According to Cedefop’s forecasts, by 2020 in Spain, around 41% of 30-34 year olds will have high level qualifications, above the EU’s educational attainment benchmark of 40%, but lower than the national target of 44% by 2020.
In 2013, in Spain, 23.6% of young people left the education and training system with low-level qualifications, above the national target of reducing this to 16% by 2020. In the EU, the average in 2013 was 11.9%, still above its benchmark of less than 10% of young people leaving the education and training system with low-level qualifications by 2020.
Cedefop’s forecasts and their assumptions are regularly discussed with a group of national experts. Maria Caprile Elola-Olaso, Director of Research at NOTUS – Applied Social Research and Elias Manuel Amor Bravo, President of AFEMCUAL consider the forecasts’ underlying assumptions and results plausible.
They add that the Europop 2013 population projections are broadly in line with national forecasts, although the assumed migration patterns are different.
They also consider the European Commission’s economic forecasts to be broadly in line, although national forecasts foresee slightly higher rates of economic growth, 2.7% for both 2015 and 2016.
Cedefop skills supply and demand forecasts’ scenario
Cedefop skills supply and demand forecasts take account of global economic developments up to October 2014. Despite significant differences between countries, the forecasts generally assume that a modest economic recovery will slowly increase confidence in the EU, increasing investment, consumer spending and exports. Inflation stays in target range and interest rates low, while higher tax revenues help governments reduce debt.
The assumptions reflect the latest Eurostat population forecast (Europop 2013, published in spring 2014) and the short-term macroeconomic forecast produced by the European Commission in November 2014.
Cedefop’s forecasts use harmonised data and methodology for all countries covered to allow cross-country comparisons. They do not substitute national forecasts. Total employment data correspond to those reported in national accounts.
Cedefop’s latest skills demand and supply forecasts up to 2025 cover 28 EU Member States plus Iceland, Norway and Switzerland. Results are regularly updated and together with key assumptions and methodological developments are reviewed by national experts.

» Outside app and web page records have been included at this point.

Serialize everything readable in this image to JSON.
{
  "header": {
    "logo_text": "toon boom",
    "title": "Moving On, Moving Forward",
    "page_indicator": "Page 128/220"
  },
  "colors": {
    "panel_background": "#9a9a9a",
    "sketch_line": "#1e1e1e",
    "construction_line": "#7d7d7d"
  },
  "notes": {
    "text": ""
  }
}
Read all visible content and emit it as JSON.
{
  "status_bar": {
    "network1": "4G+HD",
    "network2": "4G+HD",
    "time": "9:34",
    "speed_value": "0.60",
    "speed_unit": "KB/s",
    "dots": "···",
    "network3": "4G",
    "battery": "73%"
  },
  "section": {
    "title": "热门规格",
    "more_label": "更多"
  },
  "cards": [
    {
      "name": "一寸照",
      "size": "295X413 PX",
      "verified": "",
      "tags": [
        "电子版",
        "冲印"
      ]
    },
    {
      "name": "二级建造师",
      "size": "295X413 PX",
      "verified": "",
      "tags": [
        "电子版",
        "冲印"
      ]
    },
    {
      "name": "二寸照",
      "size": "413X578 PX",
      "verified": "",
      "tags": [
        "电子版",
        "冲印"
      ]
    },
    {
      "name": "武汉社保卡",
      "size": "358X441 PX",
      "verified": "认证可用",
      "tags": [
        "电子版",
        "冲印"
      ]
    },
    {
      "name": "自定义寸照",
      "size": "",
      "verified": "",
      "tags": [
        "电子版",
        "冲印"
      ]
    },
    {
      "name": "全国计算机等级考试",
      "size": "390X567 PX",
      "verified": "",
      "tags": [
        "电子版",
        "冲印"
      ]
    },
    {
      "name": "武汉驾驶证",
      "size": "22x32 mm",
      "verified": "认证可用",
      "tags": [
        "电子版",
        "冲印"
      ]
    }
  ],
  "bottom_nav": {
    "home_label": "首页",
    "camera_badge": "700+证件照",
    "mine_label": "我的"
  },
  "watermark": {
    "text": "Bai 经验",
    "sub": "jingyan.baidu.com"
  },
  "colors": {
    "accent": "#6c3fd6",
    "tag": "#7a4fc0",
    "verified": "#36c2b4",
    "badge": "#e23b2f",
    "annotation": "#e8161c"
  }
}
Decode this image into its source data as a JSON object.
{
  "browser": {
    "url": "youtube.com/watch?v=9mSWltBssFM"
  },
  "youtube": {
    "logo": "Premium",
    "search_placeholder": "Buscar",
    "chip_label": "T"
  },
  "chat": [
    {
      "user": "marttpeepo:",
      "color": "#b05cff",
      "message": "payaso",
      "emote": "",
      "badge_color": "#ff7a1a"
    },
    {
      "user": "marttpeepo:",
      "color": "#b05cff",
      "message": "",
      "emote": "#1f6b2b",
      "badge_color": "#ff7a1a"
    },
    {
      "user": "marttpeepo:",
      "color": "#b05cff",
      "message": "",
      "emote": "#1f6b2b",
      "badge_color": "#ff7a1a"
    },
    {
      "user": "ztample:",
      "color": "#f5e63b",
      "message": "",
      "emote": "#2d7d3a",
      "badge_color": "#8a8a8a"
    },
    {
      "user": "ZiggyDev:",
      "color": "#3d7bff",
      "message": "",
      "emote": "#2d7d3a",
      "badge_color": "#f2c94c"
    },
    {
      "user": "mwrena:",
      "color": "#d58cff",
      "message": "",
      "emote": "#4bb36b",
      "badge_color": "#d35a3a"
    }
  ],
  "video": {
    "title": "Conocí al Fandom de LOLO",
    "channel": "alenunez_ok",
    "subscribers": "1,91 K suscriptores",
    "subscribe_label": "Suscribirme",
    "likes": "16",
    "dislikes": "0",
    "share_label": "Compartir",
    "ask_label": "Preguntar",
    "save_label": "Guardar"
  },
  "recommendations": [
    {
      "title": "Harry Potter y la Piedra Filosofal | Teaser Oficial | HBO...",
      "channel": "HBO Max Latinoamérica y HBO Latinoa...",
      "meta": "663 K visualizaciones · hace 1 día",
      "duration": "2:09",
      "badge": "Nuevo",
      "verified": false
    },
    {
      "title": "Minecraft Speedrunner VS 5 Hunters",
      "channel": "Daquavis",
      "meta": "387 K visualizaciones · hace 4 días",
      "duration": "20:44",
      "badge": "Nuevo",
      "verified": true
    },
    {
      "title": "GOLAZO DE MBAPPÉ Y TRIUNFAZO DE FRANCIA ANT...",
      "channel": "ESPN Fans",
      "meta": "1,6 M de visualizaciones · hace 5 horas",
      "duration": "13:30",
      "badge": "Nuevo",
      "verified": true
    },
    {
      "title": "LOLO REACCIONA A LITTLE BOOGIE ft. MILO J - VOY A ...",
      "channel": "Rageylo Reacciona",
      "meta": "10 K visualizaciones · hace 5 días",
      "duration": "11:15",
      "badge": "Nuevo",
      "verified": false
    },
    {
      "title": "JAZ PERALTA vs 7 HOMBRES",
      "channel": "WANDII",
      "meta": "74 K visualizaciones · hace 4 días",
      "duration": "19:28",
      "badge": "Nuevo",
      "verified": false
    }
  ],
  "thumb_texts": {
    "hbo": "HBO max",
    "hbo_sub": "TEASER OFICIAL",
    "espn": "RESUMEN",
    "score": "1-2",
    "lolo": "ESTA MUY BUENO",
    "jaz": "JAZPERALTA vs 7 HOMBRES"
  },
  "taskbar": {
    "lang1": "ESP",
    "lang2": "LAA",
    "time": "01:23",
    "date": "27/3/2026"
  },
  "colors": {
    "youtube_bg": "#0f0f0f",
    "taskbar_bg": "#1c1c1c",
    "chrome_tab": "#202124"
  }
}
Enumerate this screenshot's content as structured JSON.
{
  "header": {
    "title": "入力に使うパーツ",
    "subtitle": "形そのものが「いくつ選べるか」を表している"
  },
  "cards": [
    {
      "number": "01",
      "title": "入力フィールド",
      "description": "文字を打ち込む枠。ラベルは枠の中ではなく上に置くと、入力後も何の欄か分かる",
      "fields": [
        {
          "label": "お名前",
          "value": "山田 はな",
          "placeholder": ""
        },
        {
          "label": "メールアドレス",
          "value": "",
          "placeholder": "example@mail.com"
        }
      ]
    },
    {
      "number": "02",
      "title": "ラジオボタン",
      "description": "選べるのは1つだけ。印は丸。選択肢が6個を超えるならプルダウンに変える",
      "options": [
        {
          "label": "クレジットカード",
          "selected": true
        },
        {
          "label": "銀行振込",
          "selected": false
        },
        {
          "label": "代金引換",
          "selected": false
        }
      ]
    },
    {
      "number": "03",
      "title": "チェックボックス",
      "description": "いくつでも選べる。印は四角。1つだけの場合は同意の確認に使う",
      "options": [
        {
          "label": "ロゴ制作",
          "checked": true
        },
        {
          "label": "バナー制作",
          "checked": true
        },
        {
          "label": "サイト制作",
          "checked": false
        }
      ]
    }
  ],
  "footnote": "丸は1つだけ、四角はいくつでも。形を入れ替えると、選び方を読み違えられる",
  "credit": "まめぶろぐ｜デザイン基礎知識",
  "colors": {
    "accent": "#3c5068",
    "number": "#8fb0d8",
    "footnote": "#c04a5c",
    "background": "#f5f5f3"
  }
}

For the latest update and more detailed skills forecast data visit: www.cedefop.europa.eu/forecast